Task brief
Word for word, return every record that follows.

Records from a data collection
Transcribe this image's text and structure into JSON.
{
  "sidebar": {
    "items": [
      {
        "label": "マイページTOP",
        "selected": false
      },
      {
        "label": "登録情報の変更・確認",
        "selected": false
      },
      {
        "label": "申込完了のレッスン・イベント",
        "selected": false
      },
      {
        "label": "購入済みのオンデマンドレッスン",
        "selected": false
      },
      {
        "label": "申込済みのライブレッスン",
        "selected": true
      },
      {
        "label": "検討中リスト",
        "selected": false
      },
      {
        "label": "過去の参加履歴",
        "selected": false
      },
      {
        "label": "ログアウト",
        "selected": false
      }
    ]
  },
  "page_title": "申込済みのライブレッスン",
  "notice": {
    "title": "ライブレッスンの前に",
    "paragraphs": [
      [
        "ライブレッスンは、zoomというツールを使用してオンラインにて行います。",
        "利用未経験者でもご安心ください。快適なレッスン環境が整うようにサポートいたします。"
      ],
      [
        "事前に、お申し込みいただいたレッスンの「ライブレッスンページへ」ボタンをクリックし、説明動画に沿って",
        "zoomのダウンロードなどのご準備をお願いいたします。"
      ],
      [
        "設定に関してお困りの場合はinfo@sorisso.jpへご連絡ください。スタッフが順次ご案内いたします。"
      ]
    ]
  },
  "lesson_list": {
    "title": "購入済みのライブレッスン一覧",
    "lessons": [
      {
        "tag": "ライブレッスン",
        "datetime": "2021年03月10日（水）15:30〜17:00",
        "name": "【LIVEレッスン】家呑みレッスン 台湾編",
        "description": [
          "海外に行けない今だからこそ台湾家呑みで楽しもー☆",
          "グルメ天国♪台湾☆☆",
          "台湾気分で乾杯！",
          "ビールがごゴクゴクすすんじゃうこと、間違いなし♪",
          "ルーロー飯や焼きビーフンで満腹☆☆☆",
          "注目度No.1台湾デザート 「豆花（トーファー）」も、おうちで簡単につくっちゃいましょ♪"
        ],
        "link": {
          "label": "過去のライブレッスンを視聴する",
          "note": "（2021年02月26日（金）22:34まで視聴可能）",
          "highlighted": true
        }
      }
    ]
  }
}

Task answer
Transcribe this image's text and structure into JSON.
{
  "sidebar": {
    "items": [
      {
        "label": "マイページTOP",
        "selected": false
      },
      {
        "label": "登録情報の変更・確認",
        "selected": false
      },
      {
        "label": "申込完了のレッスン・イベント",
        "selected": false
      },
      {
        "label": "購入済みのオンデマンドレッスン",
        "selected": false
      },
      {
        "label": "申込済みのライブレッスン",
        "selected": true
      },
      {
        "label": "検討中リスト",
        "selected": false
      },
      {
        "label": "過去の参加履歴",
        "selected": false
      },
      {
        "label": "ログアウト",
        "selected": false
      }
    ]
  },
  "page_title": "申込済みのライブレッスン",
  "notice": {
    "title": "ライブレッスンの前に",
    "paragraphs": [
      [
        "ライブレッスンは、zoomというツールを使用してオンラインにて行います。",
        "利用未経験者でもご安心ください。快適なレッスン環境が整うようにサポートいたします。"
      ],
      [
        "事前に、お申し込みいただいたレッスンの「ライブレッスンページへ」ボタンをクリックし、説明動画に沿って",
        "zoomのダウンロードなどのご準備をお願いいたします。"
      ],
      [
        "設定に関してお困りの場合はinfo@sorisso.jpへご連絡ください。スタッフが順次ご案内いたします。"
      ]
    ]
  },
  "lesson_list": {
    "title": "購入済みのライブレッスン一覧",
    "lessons": [
      {
        "tag": "ライブレッスン",
        "datetime": "2021年03月10日（水）15:30〜17:00",
        "name": "【LIVEレッスン】家呑みレッスン 台湾編",
        "description": [
          "海外に行けない今だからこそ台湾家呑みで楽しもー☆",
          "グルメ天国♪台湾☆☆",
          "台湾気分で乾杯！",
          "ビールがごゴクゴクすすんじゃうこと、間違いなし♪",
          "ルーロー飯や焼きビーフンで満腹☆☆☆",
          "注目度No.1台湾デザート 「豆花（トーファー）」も、おうちで簡単につくっちゃいましょ♪"
        ],
        "link": {
          "label": "過去のライブレッスンを視聴する",
          "note": "（2021年02月26日（金）22:34まで視聴可能）",
          "highlighted": true
        }
      }
    ]
  }
}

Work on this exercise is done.